Some of the water industry experts at the conference (l-r): Bob Schreiber (Camp, Dresser & McKee Inc.), Peter Barth (ENSR Corp.), Frank Gretchell (Leggette, Brashears and Graham), Neil Mansuy (Subsurface Technologies) and Andrew Stone (American Ground Water Trust).
Increasing water supply availability and reducing treatment costs were the key issues probed at an educational conference sponsored by the American Ground Water Trust and the American Institute of Hydrology. The program, titled, "Alluvial Aquifers: Options for Development," took place May 11 in suburban-Chicago, and focused on technologies other than vertical wells used in water resources development from alluvial aquifers.

Included were presentations on wells, collector wells, infiltration galleries and horizontal directional drilling. The first half of the conference covered issues related to supply economics for users, including considerations of yield and quality. The format then turned to real-life case studies of technology applications and site-specific design criteria. (Look for an article based on the conference's water treatment seminar in the next issue of National Driller.)

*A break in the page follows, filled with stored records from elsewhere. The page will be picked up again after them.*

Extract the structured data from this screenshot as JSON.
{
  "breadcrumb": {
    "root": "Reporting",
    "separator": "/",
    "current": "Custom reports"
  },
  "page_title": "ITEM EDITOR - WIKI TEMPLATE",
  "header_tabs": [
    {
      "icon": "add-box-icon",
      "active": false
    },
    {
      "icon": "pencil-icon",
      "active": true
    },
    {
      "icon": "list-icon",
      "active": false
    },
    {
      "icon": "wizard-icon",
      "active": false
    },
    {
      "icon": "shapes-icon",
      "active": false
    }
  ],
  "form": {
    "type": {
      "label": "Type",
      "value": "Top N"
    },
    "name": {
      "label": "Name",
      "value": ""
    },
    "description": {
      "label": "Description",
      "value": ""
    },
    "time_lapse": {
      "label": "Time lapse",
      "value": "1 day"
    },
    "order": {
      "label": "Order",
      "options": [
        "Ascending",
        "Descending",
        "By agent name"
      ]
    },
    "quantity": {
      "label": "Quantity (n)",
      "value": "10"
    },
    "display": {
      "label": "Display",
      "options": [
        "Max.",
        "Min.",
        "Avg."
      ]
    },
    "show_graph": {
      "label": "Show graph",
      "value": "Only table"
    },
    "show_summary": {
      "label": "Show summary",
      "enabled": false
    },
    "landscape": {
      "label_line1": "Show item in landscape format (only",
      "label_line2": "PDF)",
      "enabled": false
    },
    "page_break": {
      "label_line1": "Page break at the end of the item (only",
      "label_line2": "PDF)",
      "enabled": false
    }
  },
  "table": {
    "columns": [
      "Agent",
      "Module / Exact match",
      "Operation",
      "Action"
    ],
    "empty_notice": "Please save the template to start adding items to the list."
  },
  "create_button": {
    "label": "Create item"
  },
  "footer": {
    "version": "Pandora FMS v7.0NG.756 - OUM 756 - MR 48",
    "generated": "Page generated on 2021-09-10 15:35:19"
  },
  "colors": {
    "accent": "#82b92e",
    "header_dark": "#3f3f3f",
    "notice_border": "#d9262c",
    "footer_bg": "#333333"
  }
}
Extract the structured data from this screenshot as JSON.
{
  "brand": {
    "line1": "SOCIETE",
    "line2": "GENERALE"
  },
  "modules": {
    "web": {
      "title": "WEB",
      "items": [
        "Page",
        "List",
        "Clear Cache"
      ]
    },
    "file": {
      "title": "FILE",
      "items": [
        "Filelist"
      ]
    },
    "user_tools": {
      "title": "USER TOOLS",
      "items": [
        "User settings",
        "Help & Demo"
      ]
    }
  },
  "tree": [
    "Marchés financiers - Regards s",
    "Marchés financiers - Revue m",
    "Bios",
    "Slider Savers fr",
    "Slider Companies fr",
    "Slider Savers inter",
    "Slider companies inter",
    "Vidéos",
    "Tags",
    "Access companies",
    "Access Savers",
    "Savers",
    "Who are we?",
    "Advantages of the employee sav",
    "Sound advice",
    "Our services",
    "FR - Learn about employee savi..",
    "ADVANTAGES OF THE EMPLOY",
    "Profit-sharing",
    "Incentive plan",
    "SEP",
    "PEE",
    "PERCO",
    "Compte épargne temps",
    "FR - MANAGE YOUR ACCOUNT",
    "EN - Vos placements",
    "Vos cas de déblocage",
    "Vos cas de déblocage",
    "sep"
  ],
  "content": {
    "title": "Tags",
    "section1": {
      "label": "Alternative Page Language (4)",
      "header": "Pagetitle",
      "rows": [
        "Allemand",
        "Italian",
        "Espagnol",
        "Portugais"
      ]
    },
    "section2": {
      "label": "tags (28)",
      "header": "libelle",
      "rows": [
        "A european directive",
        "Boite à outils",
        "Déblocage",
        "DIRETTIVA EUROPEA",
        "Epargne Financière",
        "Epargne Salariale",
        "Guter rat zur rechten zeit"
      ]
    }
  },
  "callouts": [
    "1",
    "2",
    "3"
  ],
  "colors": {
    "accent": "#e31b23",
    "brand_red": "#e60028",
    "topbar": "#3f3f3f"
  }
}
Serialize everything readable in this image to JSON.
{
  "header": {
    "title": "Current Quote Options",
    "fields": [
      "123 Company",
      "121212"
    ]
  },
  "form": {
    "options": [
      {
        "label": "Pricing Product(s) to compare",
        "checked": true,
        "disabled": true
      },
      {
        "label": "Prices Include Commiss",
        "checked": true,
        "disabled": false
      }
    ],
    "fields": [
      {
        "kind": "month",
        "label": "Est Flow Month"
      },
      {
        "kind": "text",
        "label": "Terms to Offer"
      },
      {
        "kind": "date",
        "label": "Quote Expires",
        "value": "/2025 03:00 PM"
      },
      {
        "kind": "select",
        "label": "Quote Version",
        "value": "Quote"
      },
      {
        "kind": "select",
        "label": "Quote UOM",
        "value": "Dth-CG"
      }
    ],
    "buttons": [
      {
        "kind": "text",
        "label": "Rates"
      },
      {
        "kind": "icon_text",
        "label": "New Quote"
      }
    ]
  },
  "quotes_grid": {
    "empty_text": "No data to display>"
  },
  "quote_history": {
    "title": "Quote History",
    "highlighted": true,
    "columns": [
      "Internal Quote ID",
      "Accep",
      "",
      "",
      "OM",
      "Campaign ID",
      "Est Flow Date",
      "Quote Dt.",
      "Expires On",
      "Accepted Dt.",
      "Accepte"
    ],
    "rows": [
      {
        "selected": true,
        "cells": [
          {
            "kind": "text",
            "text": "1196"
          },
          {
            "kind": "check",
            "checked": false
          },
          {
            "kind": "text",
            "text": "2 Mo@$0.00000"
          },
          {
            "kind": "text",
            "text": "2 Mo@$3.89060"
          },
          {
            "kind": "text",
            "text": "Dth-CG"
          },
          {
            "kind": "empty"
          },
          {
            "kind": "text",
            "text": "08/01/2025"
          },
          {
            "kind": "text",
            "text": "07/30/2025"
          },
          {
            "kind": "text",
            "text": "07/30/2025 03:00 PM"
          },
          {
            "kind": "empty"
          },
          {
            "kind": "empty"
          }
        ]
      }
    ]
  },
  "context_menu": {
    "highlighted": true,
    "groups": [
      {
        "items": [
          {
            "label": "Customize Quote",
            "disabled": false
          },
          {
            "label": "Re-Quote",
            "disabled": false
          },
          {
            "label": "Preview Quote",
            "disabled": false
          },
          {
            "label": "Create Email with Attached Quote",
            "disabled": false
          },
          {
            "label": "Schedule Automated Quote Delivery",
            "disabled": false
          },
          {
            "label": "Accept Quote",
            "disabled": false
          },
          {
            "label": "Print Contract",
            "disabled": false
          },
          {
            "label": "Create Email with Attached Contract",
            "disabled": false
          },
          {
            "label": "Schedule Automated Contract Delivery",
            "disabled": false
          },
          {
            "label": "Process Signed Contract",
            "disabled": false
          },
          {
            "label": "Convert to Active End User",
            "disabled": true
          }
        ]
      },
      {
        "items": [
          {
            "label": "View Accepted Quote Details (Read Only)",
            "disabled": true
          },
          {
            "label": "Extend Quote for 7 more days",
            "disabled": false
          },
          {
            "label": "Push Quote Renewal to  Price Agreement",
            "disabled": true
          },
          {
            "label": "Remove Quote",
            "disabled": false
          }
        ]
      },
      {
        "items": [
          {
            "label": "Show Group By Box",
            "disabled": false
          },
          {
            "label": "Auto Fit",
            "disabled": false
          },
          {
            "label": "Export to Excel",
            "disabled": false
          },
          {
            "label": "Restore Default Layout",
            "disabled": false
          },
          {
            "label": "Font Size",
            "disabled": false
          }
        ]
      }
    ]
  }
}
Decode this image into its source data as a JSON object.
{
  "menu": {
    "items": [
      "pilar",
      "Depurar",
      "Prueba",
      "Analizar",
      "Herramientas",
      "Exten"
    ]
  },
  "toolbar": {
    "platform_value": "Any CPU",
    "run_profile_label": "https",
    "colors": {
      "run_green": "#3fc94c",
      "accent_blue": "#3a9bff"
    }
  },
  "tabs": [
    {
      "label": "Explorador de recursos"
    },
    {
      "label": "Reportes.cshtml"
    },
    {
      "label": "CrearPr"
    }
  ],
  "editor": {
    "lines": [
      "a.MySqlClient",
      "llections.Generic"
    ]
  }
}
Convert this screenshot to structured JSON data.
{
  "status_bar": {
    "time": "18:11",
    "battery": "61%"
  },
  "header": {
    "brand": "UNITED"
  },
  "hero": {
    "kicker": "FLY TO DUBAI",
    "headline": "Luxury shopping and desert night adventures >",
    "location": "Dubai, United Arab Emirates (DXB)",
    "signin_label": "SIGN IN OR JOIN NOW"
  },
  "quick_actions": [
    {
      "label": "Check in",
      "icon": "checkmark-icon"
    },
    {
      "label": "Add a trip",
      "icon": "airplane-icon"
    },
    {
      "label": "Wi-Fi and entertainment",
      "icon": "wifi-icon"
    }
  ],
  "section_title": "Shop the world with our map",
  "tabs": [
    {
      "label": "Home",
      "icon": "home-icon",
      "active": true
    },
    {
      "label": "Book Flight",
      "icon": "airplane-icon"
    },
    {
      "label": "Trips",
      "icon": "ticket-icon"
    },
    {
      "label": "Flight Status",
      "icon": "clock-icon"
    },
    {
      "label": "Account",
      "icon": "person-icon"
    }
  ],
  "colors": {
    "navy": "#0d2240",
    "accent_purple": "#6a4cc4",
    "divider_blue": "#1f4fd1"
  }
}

Much of America's urban and industrial development has taken place in river valleys, in the same places where alluvial aquifers occur adjacent to rivers. While vertical wells frequently have been the tool to tap into these alluvial aquifers, other techniques are available to develop this resource. These techniques include collector wells, infiltration galleries and horizontal wells. America's population is expected to reach 380 million by 2050. Water needs for drinking supplies, industrial use, cooling and irrigation continue to increase. Many rivers are stressed. Many traditional aquifers already are developed. There still is considerable scope for the imaginative use of alluvial aquifers for additional water resources development.

Using groundwater under the influence of surface water is a recognized technique for accessing water from the hydrologic system. Water from lakes, reservoirs and rivers can be abstracted by inducing recharge to alluvial aquifers beneath or adjacent to surface water. Non-turbid water drawn from a geologic environment is less expensive to treat than surface water. Selecting the technology for alluvial aquifer development is an important aspect of the growing water management strategy of conjunctive use. Using alluvial aquifers rather than dams and diversions also has the potential to reduce the economic costs and the environmental consequences associated with direct river engineering.